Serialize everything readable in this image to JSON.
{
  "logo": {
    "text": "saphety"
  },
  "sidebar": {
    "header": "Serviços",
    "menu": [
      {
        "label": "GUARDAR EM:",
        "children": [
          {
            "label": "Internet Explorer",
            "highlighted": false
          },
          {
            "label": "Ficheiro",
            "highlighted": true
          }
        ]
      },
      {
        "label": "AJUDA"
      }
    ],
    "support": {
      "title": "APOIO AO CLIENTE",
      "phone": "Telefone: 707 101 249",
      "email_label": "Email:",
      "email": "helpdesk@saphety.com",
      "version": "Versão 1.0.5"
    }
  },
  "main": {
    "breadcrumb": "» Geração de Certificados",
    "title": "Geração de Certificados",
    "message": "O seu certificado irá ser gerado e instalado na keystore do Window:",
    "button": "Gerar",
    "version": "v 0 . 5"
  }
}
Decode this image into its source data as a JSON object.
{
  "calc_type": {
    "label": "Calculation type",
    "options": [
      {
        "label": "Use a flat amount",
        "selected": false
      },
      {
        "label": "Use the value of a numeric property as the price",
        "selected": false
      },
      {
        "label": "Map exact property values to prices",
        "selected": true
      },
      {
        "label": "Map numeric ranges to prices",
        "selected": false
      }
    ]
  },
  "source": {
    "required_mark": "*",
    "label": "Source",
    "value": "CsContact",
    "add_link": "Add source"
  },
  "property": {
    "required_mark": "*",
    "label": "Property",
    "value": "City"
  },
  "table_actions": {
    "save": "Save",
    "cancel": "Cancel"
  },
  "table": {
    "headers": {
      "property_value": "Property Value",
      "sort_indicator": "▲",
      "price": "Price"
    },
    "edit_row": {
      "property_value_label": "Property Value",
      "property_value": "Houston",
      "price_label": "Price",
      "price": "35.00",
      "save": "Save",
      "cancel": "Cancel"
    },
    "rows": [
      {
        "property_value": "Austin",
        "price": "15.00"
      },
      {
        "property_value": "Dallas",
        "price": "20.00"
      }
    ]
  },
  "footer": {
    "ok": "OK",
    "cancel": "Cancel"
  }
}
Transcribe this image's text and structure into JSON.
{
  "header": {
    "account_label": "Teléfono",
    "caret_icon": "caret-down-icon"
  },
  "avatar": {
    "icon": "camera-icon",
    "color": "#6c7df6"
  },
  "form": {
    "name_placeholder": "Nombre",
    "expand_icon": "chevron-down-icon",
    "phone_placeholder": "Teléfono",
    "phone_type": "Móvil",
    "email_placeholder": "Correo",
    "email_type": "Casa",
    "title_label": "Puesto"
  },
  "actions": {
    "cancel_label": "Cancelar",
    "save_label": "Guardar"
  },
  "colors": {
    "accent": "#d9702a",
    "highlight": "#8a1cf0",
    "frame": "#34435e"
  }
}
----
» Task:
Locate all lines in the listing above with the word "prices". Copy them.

» Exercise answer:
        "label": "Map exact property values to prices",
        "label": "Map numeric ranges to prices",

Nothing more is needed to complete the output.